took eight bushwhackers and four horses. At five o'clock P. M. crossed Clinch River and fed our horses. Here our rations commenced to fail. We gave out only about half a cracker to a man. Rumors of plenty of bushwhackers ahead. The General here played a Yankee trick, by taking prisoners all the citizens and placing them at the head of the column. We then proceeded to cross the Clinch Mountain. We took some twenty prisoners during our trip across this mountain, one of them belonging to Floyd's body-guard, and one to the celebrated State Rights guards, the worst specimen of humanity I ever saw. We were again in the saddle all night, going at a brisk trot. On the top of the mountain the First Duty Sergeant of company D, Second Michigan, was killed by a bushwhacker, and the Orderly Sergeant of the same company taken prisoner. At eleven o'clock on Tuesday morning, we entered Blountsville, the county-seat of Sullivan County. As we entered the town, a lady ran to the door, throwi

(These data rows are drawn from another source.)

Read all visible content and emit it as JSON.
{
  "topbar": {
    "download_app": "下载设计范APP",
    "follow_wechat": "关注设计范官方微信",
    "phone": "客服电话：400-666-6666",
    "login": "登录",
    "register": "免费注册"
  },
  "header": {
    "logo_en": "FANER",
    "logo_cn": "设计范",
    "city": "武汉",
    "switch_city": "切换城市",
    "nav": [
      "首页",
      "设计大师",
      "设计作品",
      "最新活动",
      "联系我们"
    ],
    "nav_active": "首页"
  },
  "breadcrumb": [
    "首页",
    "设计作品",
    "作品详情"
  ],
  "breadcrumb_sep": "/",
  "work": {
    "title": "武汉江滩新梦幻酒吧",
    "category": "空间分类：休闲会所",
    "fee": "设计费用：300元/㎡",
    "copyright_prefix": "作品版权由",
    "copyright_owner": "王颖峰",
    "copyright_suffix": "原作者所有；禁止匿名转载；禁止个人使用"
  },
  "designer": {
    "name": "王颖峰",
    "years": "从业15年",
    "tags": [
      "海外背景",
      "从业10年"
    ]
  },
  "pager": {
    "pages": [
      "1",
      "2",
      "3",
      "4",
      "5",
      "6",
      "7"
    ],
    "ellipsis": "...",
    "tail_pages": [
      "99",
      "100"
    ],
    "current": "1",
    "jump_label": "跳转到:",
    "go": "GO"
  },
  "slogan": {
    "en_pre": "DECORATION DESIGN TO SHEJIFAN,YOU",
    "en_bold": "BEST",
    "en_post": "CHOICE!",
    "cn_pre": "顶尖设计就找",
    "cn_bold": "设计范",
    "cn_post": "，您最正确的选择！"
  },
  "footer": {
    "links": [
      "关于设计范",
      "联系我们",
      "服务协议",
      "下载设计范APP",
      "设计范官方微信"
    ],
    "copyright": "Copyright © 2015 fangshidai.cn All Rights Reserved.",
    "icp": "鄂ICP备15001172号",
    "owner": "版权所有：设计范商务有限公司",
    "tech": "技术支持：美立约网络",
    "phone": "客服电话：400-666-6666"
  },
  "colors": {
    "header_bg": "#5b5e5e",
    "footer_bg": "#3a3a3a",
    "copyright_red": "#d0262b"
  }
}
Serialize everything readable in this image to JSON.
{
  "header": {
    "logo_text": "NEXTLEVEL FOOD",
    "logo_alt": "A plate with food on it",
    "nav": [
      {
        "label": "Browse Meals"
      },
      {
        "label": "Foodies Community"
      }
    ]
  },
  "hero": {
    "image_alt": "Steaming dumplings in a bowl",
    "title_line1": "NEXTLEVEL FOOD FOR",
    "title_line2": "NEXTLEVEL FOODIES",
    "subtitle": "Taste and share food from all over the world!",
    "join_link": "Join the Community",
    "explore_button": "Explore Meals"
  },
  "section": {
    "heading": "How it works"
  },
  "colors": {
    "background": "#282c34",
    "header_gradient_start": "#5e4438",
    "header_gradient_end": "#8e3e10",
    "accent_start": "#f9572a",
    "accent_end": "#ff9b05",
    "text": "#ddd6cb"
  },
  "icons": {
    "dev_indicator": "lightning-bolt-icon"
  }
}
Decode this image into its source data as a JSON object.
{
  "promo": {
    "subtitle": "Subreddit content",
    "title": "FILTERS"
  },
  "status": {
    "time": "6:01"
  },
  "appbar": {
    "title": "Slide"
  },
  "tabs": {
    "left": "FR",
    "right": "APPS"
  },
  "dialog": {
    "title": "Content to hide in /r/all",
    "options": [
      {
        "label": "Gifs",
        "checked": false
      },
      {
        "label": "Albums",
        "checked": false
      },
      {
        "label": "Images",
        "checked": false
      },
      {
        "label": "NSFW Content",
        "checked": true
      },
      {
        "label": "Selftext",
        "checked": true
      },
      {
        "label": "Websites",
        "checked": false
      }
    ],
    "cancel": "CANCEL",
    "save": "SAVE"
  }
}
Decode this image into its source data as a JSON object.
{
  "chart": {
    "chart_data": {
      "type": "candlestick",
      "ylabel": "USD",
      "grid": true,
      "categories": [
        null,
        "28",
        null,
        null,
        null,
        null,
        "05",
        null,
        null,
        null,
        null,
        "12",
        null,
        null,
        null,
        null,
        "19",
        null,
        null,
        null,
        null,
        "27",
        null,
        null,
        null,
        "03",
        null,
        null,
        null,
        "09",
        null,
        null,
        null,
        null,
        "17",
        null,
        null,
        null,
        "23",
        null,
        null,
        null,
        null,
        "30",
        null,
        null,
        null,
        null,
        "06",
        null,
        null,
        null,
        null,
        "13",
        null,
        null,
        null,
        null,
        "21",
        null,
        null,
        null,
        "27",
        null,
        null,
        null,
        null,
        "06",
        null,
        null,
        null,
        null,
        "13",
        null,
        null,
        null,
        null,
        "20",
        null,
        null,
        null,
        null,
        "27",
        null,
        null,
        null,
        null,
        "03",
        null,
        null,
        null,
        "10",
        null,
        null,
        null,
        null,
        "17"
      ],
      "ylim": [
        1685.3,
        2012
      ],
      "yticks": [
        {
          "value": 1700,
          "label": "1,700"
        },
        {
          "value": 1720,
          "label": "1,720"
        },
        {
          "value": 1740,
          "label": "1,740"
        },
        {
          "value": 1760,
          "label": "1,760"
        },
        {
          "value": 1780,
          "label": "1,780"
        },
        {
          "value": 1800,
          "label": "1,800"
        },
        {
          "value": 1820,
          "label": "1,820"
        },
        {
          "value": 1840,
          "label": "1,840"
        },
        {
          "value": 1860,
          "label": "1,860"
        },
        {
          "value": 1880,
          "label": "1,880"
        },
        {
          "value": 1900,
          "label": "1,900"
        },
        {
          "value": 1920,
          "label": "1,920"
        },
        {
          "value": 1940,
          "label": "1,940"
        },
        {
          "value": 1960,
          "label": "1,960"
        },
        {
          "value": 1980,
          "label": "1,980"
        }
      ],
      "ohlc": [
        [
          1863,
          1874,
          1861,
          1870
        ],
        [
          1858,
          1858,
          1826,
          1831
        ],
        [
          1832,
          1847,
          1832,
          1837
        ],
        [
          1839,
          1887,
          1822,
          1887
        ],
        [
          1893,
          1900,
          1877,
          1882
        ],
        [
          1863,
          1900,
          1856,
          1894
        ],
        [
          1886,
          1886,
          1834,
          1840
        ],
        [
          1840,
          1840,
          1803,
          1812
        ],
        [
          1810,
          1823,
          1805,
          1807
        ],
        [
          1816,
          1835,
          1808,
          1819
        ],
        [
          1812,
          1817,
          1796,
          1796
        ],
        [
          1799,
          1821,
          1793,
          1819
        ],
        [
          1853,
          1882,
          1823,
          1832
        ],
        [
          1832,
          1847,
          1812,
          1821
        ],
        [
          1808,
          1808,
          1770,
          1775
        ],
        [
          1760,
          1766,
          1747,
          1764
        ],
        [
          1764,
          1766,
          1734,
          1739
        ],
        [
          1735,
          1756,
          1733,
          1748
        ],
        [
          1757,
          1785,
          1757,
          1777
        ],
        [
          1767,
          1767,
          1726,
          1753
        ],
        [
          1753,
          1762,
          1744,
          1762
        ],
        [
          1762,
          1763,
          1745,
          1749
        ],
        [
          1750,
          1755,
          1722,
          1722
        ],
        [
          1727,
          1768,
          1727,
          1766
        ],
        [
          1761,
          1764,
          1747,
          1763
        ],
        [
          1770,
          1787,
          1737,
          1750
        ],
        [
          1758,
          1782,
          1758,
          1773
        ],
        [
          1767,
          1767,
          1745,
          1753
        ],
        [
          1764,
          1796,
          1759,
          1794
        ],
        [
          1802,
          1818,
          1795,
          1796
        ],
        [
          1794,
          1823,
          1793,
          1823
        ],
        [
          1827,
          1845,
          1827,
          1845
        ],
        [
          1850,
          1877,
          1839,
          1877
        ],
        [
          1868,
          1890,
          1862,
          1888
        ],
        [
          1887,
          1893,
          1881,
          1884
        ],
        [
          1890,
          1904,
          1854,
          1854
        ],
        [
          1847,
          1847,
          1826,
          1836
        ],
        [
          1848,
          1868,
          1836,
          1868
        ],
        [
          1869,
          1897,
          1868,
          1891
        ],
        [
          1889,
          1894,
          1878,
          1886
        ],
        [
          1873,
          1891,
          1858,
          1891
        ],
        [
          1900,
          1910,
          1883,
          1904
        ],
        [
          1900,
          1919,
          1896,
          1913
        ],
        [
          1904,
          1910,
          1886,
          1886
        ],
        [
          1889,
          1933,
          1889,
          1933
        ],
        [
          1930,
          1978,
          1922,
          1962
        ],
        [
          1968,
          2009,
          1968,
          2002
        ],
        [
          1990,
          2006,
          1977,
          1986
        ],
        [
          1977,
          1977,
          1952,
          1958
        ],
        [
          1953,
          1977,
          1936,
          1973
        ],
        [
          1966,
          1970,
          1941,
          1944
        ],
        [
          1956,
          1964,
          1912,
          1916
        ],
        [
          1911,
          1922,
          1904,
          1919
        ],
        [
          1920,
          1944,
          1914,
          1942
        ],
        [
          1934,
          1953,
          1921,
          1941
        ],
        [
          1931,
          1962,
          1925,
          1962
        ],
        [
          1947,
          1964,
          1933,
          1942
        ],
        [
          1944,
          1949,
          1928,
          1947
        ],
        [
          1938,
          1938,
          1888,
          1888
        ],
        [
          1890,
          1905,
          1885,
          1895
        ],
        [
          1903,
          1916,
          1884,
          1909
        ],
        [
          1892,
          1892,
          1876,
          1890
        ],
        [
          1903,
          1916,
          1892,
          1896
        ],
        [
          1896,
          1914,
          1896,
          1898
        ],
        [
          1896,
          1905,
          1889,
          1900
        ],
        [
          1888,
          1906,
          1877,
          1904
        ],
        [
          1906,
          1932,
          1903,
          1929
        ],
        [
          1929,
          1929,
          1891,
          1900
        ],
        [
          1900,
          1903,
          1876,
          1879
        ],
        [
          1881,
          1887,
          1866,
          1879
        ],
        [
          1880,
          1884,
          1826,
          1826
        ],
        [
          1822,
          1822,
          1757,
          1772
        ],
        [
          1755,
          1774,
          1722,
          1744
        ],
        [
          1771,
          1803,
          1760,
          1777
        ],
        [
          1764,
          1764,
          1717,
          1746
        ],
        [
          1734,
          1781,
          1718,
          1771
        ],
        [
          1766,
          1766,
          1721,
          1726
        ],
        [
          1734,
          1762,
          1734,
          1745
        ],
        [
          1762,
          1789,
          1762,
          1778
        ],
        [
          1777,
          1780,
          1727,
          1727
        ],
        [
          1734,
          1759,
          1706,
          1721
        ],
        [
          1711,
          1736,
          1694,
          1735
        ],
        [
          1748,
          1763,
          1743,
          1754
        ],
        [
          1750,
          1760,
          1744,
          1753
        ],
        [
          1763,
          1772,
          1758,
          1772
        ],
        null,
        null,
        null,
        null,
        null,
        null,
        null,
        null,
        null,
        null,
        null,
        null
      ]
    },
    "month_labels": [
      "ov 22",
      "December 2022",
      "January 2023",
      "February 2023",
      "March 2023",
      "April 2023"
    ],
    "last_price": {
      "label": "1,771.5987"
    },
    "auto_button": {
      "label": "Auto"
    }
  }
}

. We held our position, but the enemy not advancing and showing no disposition to renew the fight, General Pryor retired to Carrsville, eight miles from the Blackwater River, where he remained undisturbed at last accounts. The following are all the casualties that we have been able to obtain: There were four killed in the Fifth Virginia regiment. Among the number is Colonel Poage, of Pulaski County, a gallant officer who distinguished himself in the Western Virginia campaign, under Gen. Floyd. Col. P. was struck in the thigh by a fragment of shell, which severed the main artery, and he bled to death in a few minutes. Capt. Dobbins, of the Twenty-seventh Virginia battalion, from Floyd County, was killed by a Minie ball. In Wright's battery, Captain W. was slightly wounded in the left leg by a piece of shell. Lieut. Watkins was also slightly wounded. Charles W. Hughes, of Halifax, had a leg broken, and was also wounded in the hip. Geo. R. Watts, of Halifax, was slightly w